--- Extracted records Enclosed Below ---

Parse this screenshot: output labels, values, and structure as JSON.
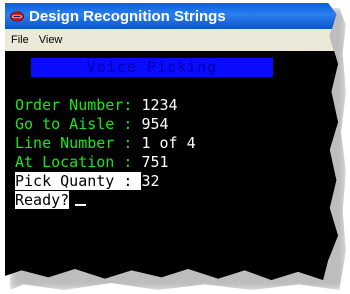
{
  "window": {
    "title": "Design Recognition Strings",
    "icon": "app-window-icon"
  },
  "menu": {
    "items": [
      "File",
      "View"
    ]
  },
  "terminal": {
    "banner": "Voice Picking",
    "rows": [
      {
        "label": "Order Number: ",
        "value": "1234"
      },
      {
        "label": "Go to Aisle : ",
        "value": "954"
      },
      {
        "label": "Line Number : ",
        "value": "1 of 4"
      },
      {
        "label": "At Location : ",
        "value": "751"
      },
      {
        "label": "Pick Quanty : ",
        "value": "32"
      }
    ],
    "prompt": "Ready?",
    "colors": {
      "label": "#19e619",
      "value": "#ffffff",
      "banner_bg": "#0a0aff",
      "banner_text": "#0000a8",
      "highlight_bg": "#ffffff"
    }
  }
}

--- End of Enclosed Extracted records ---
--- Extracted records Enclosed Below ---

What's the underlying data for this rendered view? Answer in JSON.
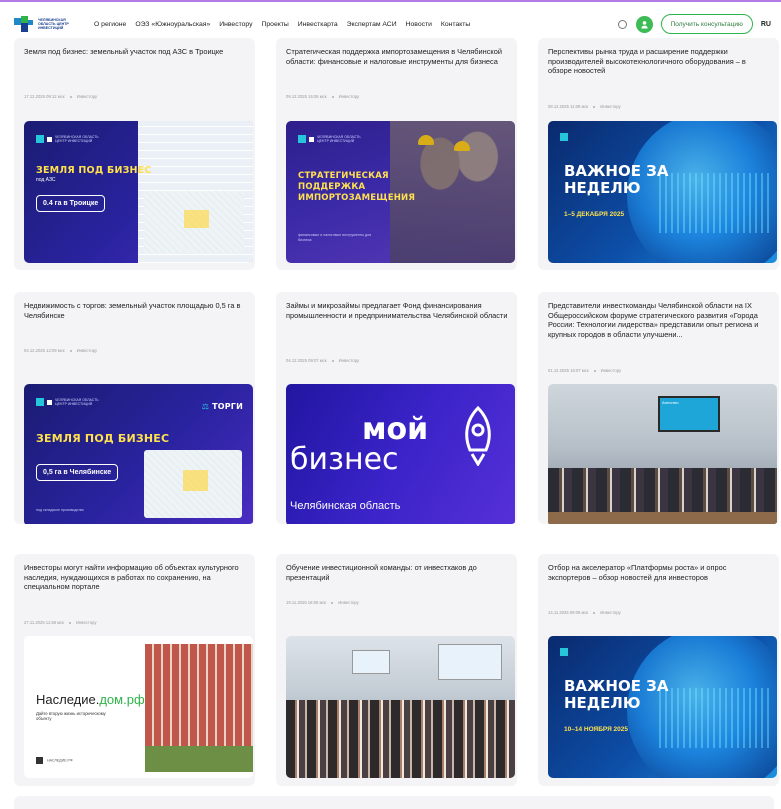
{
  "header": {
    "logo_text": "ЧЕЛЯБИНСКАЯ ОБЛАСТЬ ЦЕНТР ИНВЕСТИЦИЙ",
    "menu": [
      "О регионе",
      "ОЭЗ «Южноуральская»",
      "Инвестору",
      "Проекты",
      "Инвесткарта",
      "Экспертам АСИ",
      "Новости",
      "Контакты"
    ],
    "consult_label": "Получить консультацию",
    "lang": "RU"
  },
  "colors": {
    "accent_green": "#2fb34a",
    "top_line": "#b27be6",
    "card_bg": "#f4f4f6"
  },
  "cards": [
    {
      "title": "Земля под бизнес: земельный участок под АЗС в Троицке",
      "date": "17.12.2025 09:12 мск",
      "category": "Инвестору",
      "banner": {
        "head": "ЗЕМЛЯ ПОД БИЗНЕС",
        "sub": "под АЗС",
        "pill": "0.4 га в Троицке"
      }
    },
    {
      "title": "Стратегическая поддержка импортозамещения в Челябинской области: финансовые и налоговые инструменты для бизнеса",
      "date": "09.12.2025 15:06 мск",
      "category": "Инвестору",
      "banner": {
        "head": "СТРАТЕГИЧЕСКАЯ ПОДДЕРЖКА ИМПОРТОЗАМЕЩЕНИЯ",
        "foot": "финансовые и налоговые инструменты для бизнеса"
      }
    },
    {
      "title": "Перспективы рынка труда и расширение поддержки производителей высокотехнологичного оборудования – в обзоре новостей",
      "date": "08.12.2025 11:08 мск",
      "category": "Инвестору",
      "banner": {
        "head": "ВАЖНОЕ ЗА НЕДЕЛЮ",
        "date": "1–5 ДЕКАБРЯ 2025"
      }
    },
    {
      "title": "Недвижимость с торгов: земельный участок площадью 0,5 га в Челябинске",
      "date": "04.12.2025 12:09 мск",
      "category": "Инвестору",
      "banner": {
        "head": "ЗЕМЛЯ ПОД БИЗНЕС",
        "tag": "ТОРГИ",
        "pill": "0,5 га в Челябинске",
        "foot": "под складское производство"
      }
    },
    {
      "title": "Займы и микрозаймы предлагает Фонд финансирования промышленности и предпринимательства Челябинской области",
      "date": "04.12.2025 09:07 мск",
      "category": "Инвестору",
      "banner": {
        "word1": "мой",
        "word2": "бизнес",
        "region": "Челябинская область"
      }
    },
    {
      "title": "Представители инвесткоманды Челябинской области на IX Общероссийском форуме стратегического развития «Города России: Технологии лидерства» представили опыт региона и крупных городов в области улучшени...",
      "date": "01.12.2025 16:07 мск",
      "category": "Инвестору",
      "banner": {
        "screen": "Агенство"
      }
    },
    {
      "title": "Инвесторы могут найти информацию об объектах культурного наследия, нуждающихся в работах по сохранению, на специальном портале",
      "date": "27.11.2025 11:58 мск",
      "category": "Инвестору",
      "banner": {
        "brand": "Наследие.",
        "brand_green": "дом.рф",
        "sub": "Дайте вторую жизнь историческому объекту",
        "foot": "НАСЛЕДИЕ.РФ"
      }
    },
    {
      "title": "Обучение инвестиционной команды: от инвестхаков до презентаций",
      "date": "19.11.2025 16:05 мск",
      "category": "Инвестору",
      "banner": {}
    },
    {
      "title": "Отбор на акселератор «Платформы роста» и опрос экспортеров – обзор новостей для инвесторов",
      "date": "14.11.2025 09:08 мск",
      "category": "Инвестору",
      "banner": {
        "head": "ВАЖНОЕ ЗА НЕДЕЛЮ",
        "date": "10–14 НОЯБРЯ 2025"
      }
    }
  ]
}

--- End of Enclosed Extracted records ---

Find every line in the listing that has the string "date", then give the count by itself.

### Task answer:
11